Geneticists at the turn of the century were hopeful that after the near completion of the Human Genome Project, they would be able to provide comprehensive personalized insights to everyone. While this idea may be true eventually, right now it’s still a pipe dream: Individual genetics have so many variations (membership), scientists couldn’t possibly understand them all in the few decades modern genetics has existed.
At-home genetic testing companies, though, immediately capitalized on the few variations scientists do understand: a handful related to health and wellness traits, and a few others associated with populations from across the world. The services filled a need (membership). Customers desperately want to understand their genetic material, and now they could, it seemed, with easy-to-read maps and donut charts.
But the designs of these popular tests raise ethical questions. On the one hand, simplified genetic reports make personalized science accessible. They’re also easily shared on social media, adding an element of entertainment. On the other, they obfuscate the nuances and complexities of a growing scientific discipline. Although most companies make their tests’ shortcomings clear in the fine print, users don’t have much incentive to read about them when sleek presentations fool them into thinking they have the full story.
In most cases, these companies risk spreading faulty science communication—a disservice, but not a tragedy. But if they lead customers to misinterpret information about their health, or propagate ideas that ancestral identity can be determined entirely through genetic estimates, the consequences could be disastrous. White nationalists, for example, have used ancestry tests to try to prove their “purity” (membership). And while there’s no data yet to suggest that customers are using genetic test results to justify forgoing medically necessary screenings, it’s easy to see how this could happen.

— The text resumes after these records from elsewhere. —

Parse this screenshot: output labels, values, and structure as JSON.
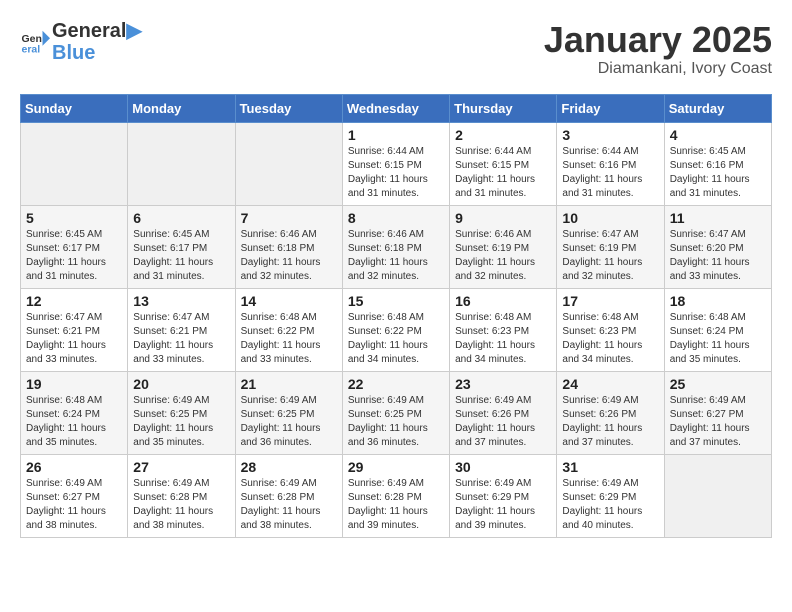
{
  "header": {
    "logo_line1": "General",
    "logo_line2": "Blue",
    "title": "January 2025",
    "subtitle": "Diamankani, Ivory Coast"
  },
  "weekdays": [
    "Sunday",
    "Monday",
    "Tuesday",
    "Wednesday",
    "Thursday",
    "Friday",
    "Saturday"
  ],
  "weeks": [
    [
      {
        "day": "",
        "info": ""
      },
      {
        "day": "",
        "info": ""
      },
      {
        "day": "",
        "info": ""
      },
      {
        "day": "1",
        "info": "Sunrise: 6:44 AM\nSunset: 6:15 PM\nDaylight: 11 hours\nand 31 minutes."
      },
      {
        "day": "2",
        "info": "Sunrise: 6:44 AM\nSunset: 6:15 PM\nDaylight: 11 hours\nand 31 minutes."
      },
      {
        "day": "3",
        "info": "Sunrise: 6:44 AM\nSunset: 6:16 PM\nDaylight: 11 hours\nand 31 minutes."
      },
      {
        "day": "4",
        "info": "Sunrise: 6:45 AM\nSunset: 6:16 PM\nDaylight: 11 hours\nand 31 minutes."
      }
    ],
    [
      {
        "day": "5",
        "info": "Sunrise: 6:45 AM\nSunset: 6:17 PM\nDaylight: 11 hours\nand 31 minutes."
      },
      {
        "day": "6",
        "info": "Sunrise: 6:45 AM\nSunset: 6:17 PM\nDaylight: 11 hours\nand 31 minutes."
      },
      {
        "day": "7",
        "info": "Sunrise: 6:46 AM\nSunset: 6:18 PM\nDaylight: 11 hours\nand 32 minutes."
      },
      {
        "day": "8",
        "info": "Sunrise: 6:46 AM\nSunset: 6:18 PM\nDaylight: 11 hours\nand 32 minutes."
      },
      {
        "day": "9",
        "info": "Sunrise: 6:46 AM\nSunset: 6:19 PM\nDaylight: 11 hours\nand 32 minutes."
      },
      {
        "day": "10",
        "info": "Sunrise: 6:47 AM\nSunset: 6:19 PM\nDaylight: 11 hours\nand 32 minutes."
      },
      {
        "day": "11",
        "info": "Sunrise: 6:47 AM\nSunset: 6:20 PM\nDaylight: 11 hours\nand 33 minutes."
      }
    ],
    [
      {
        "day": "12",
        "info": "Sunrise: 6:47 AM\nSunset: 6:21 PM\nDaylight: 11 hours\nand 33 minutes."
      },
      {
        "day": "13",
        "info": "Sunrise: 6:47 AM\nSunset: 6:21 PM\nDaylight: 11 hours\nand 33 minutes."
      },
      {
        "day": "14",
        "info": "Sunrise: 6:48 AM\nSunset: 6:22 PM\nDaylight: 11 hours\nand 33 minutes."
      },
      {
        "day": "15",
        "info": "Sunrise: 6:48 AM\nSunset: 6:22 PM\nDaylight: 11 hours\nand 34 minutes."
      },
      {
        "day": "16",
        "info": "Sunrise: 6:48 AM\nSunset: 6:23 PM\nDaylight: 11 hours\nand 34 minutes."
      },
      {
        "day": "17",
        "info": "Sunrise: 6:48 AM\nSunset: 6:23 PM\nDaylight: 11 hours\nand 34 minutes."
      },
      {
        "day": "18",
        "info": "Sunrise: 6:48 AM\nSunset: 6:24 PM\nDaylight: 11 hours\nand 35 minutes."
      }
    ],
    [
      {
        "day": "19",
        "info": "Sunrise: 6:48 AM\nSunset: 6:24 PM\nDaylight: 11 hours\nand 35 minutes."
      },
      {
        "day": "20",
        "info": "Sunrise: 6:49 AM\nSunset: 6:25 PM\nDaylight: 11 hours\nand 35 minutes."
      },
      {
        "day": "21",
        "info": "Sunrise: 6:49 AM\nSunset: 6:25 PM\nDaylight: 11 hours\nand 36 minutes."
      },
      {
        "day": "22",
        "info": "Sunrise: 6:49 AM\nSunset: 6:25 PM\nDaylight: 11 hours\nand 36 minutes."
      },
      {
        "day": "23",
        "info": "Sunrise: 6:49 AM\nSunset: 6:26 PM\nDaylight: 11 hours\nand 37 minutes."
      },
      {
        "day": "24",
        "info": "Sunrise: 6:49 AM\nSunset: 6:26 PM\nDaylight: 11 hours\nand 37 minutes."
      },
      {
        "day": "25",
        "info": "Sunrise: 6:49 AM\nSunset: 6:27 PM\nDaylight: 11 hours\nand 37 minutes."
      }
    ],
    [
      {
        "day": "26",
        "info": "Sunrise: 6:49 AM\nSunset: 6:27 PM\nDaylight: 11 hours\nand 38 minutes."
      },
      {
        "day": "27",
        "info": "Sunrise: 6:49 AM\nSunset: 6:28 PM\nDaylight: 11 hours\nand 38 minutes."
      },
      {
        "day": "28",
        "info": "Sunrise: 6:49 AM\nSunset: 6:28 PM\nDaylight: 11 hours\nand 38 minutes."
      },
      {
        "day": "29",
        "info": "Sunrise: 6:49 AM\nSunset: 6:28 PM\nDaylight: 11 hours\nand 39 minutes."
      },
      {
        "day": "30",
        "info": "Sunrise: 6:49 AM\nSunset: 6:29 PM\nDaylight: 11 hours\nand 39 minutes."
      },
      {
        "day": "31",
        "info": "Sunrise: 6:49 AM\nSunset: 6:29 PM\nDaylight: 11 hours\nand 40 minutes."
      },
      {
        "day": "",
        "info": ""
      }
    ]
  ]
}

The growth of these services has been exponential in recent years: Globally over 26 million people have taken some kind of consumer genetic test, and in just five years, forecasts suggest, the industry will be worth $2.5 billion. It’s clear that the services’ popularity won’t go away anytime soon. The long-term effects they’ll have on consumers depend on how their creators choose to clarify the uncertainties of science.
This essay first appeared in the weekend edition of the Quartz Daily Brief newsletter and draws from guides to gene reading recently produced for Quartz members.